Recalling the writings of John XXIII and John Paul II

Peter Costello examines two literary Popes

Already the shops are filling up with publications in anticipation of the canonisation of Blessed John XXIII and Blessed John Paul II. But it ought to be recalled that they were themselves writers of some distinction, and that their own books are well worth exploring by anyone seeking a deeper understanding of the men, their lives, and their spirituality.

Just as they were very different Pontiffs, so they were each of them distinctive writers in different ways.  For instance, the ecclesiastical writings of John XXIII, important as they are, are not of the same character as the extracts from the journal he kept for many years of his life.

From his teens when he entered the seminary, he maintained a diary of spiritual reflections that was subsequently published as Journal of a Soul(Geoffrey Chapman, 1965). The book charts Roncalli's efforts as a young man to ‘grow in holiness’ and continues after his election to the papacy. When it was published after his death it became a world-wide best seller and was widely read. It is now out of print.

There is also Letters to his Family (Geoffrey Chapman, 1970), though that too is out of print. So too is Mission to France (London Chapman 1966). Aside from these two journals readers can make a good beginning in exploring the new saint’s thought through Jean Maalouf’s Pope John XXXII: The Essential Writings in the ‘Modern Spiritual Masters’ series (Orbis Books, €13.99/£11.99).

Yet oddly though early editions of these are still available on the internet, no new editions seems to be on offer at this moment, which seems strange.

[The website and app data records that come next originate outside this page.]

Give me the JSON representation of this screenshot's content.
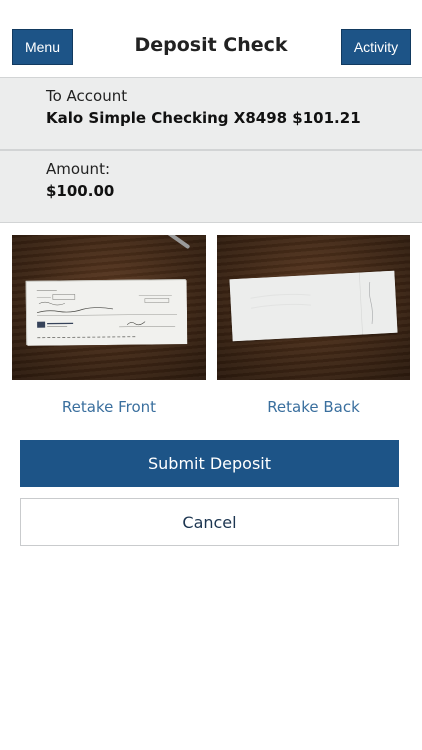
{
  "header": {
    "menu_label": "Menu",
    "title": "Deposit Check",
    "activity_label": "Activity"
  },
  "to_account": {
    "label": "To Account",
    "value": "Kalo Simple Checking X8498 $101.21"
  },
  "amount": {
    "label": "Amount:",
    "value": "$100.00"
  },
  "images": {
    "front_description_icon": "check-front-photo",
    "back_description_icon": "check-back-photo"
  },
  "actions": {
    "retake_front": "Retake Front",
    "retake_back": "Retake Back",
    "submit": "Submit Deposit",
    "cancel": "Cancel"
  },
  "colors": {
    "primary": "#1d5487",
    "link": "#3a6f9e",
    "panel_bg": "#eceded"
  }
}
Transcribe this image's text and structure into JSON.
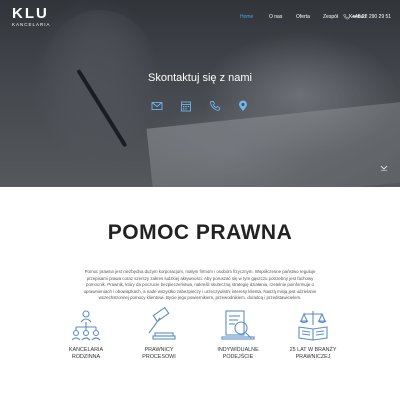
{
  "header": {
    "logo_mark": "KLU",
    "logo_sub": "KANCELARIA",
    "nav": [
      {
        "label": "Home",
        "active": true
      },
      {
        "label": "O nas",
        "active": false
      },
      {
        "label": "Oferta",
        "active": false
      },
      {
        "label": "Zespół",
        "active": false
      },
      {
        "label": "Kontakt",
        "active": false
      }
    ],
    "phone": "+48 22 290 29 51"
  },
  "hero": {
    "title": "Skontaktuj się z nami",
    "icons": [
      "envelope-icon",
      "calendar-icon",
      "phone-icon",
      "location-pin-icon"
    ]
  },
  "main": {
    "title": "POMOC PRAWNA",
    "intro": "Pomoc prawna jest niezbędna dużym korporacjom, małym firmom i osobom fizycznym. Współczesne państwo reguluje przepisami prawa coraz szerszy zakres ludzkiej aktywności. Aby poruszać się w tym gąszczu potrzebny jest fachowy pomocnik. Prawnik, który da poczucie bezpieczeństwa, nakreśli skuteczną strategię działania, rzetelnie poinformuje o uprawnieniach i obowiązkach, a nade wszystko zabezpieczy i urzeczywistni interesy klienta. Naszą misją jest udzielanie wszechstronnej pomocy klientowi. Bycie jego powiernikiem, przewodnikiem, doradcą i przedstawicielem.",
    "features": [
      {
        "label_line1": "KANCELARIA",
        "label_line2": "RODZINNA",
        "icon": "family-tree-icon"
      },
      {
        "label_line1": "PRAWNICY",
        "label_line2": "PROCESOWI",
        "icon": "gavel-icon"
      },
      {
        "label_line1": "INDYWIDUALNE",
        "label_line2": "PODEJŚCIE",
        "icon": "magnifier-document-icon"
      },
      {
        "label_line1": "25 LAT W BRANŻY",
        "label_line2": "PRAWNICZEJ",
        "icon": "scales-book-icon"
      }
    ]
  },
  "colors": {
    "accent": "#4aa3df",
    "icon_blue": "#5b8fc7",
    "title": "#222222"
  }
}
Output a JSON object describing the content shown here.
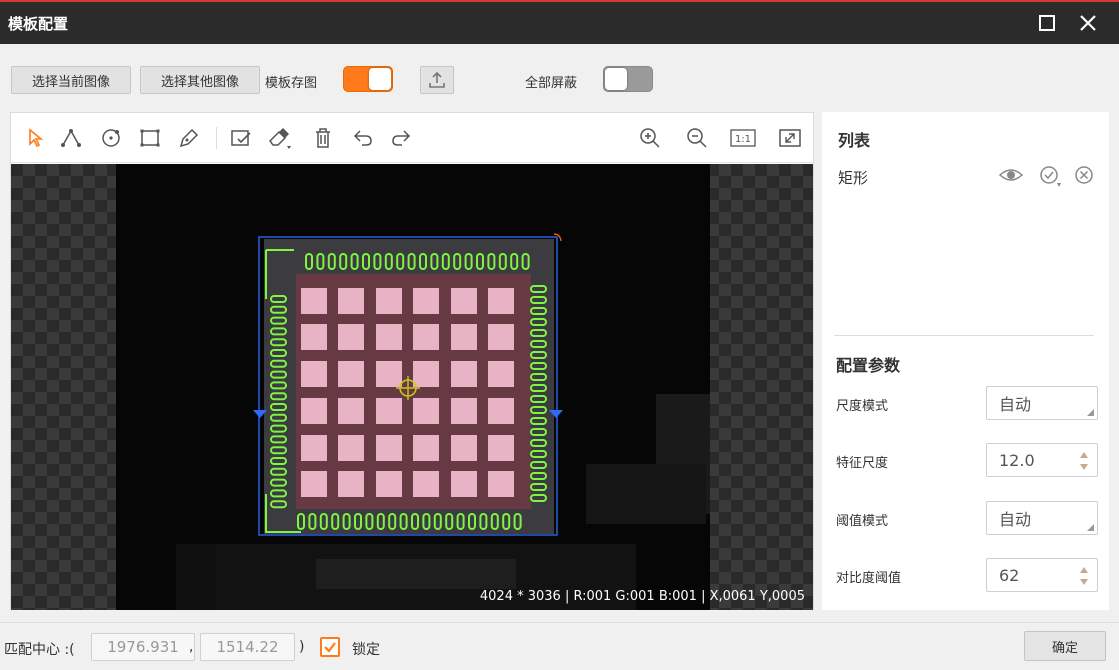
{
  "window": {
    "title": "模板配置",
    "maximize_icon": "maximize-icon",
    "close_icon": "close-icon"
  },
  "toolbar": {
    "select_current_label": "选择当前图像",
    "select_other_label": "选择其他图像",
    "save_template_label": "模板存图",
    "save_template_on": true,
    "upload_icon": "upload-icon",
    "mask_all_label": "全部屏蔽",
    "mask_all_on": false
  },
  "canvas_tools": [
    "select-arrow-icon",
    "polygon-icon",
    "circle-icon",
    "rectangle-icon",
    "pen-icon",
    "mask-edit-icon",
    "eraser-icon",
    "trash-icon",
    "undo-icon",
    "redo-icon",
    "zoom-in-icon",
    "zoom-out-icon",
    "actual-size-icon",
    "fit-window-icon"
  ],
  "canvas": {
    "status": "4024 * 3036  |  R:001  G:001  B:001  |  X,0061  Y,0005"
  },
  "list_panel": {
    "title": "列表",
    "items": [
      {
        "label": "矩形"
      }
    ]
  },
  "config_params": {
    "title": "配置参数",
    "scale_mode_label": "尺度模式",
    "scale_mode_value": "自动",
    "feature_scale_label": "特征尺度",
    "feature_scale_value": "12.0",
    "threshold_mode_label": "阈值模式",
    "threshold_mode_value": "自动",
    "contrast_threshold_label": "对比度阈值",
    "contrast_threshold_value": "62"
  },
  "bottom": {
    "match_center_label": "匹配中心 :(",
    "center_x": "1976.931",
    "comma": ",",
    "center_y": "1514.22",
    "close_paren": ")",
    "lock_label": "锁定",
    "lock_checked": true,
    "confirm_label": "确定"
  },
  "colors": {
    "accent": "#ff7a1a",
    "title_bar": "#2b2b2b",
    "contour_green": "#7ef542",
    "roi_blue": "#2d6bff",
    "pad_pink": "#e8b3c4"
  }
}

But then this is perhaps a reflection of the modern taste not for reading a writer, but merely reading about him.

It is the element of immediate contact with an individual mind and soul, unmediated by any other commentary that readers should try for.


Roncalli was a diplomat, albeit one of a special kind, as his work in Bulgaria, Turkey and France demonstrated. As did his efforts in rescuing imperilled Jews. Odd how we continued to hear of the supposed neglect of this issue by Pacelli, but never of Roncalli’s energetic efforts, which have led to calls for him to be numbered by Israel among the Righteous of the Nations.

John Paul II was a great contrast. It should not be forgotten that he was much involved with the theatre and with acting, Indeed he was the author of some five plays, of which The Jeweler’s Shop  is perhaps the best known. This is essential a dramatic meditation on the nature of married love. The Jeweler’s Shop is not in print, but is available online in the 1992 edition from Ignatius Press.

He also wrote three volumes of poetry, mostly in a meditative mode. It is perhaps significant that his thesis, The Acting Person (more correctly Personality and Action perhaps) is a philosophical examination of what it means to be human. Karol Wojtyla himself saw the book as a contribution to “thedisentangling of the conflicting issues facing man, which are crucial for man’s own clarification of his existence and direction of his conduct”.

These writings, in a more creative realm, though less familiar than his other writings as Pope, are essential to a full understanding of the man’s mind and spirit. They are as worthy of exploration as are the 14 encyclicals he wrote during his pontificate. A striking element in these writings is his attention to the nature and expression of love in its fullness, just as Pope XXIII’s seems to be the search for and preservation of  universal peace as a condition for full human growth.

The ideas of both men need exploring. They should not be reduced to a mere epitome, or even worse to a flaring headline. They were both deeply thoughtful and spiritual men, and they deserve a thoughtful approach on the part of their readers.

But it is a pity that the publishing industry seems content to provide more biographies and commentaries, rather than to reissue their own more personal writings.

(These writings can be consulted or borrowed from the Central Catholic Library, 74 Merrion Square, Dublin 2; tel: 01-676-1264.)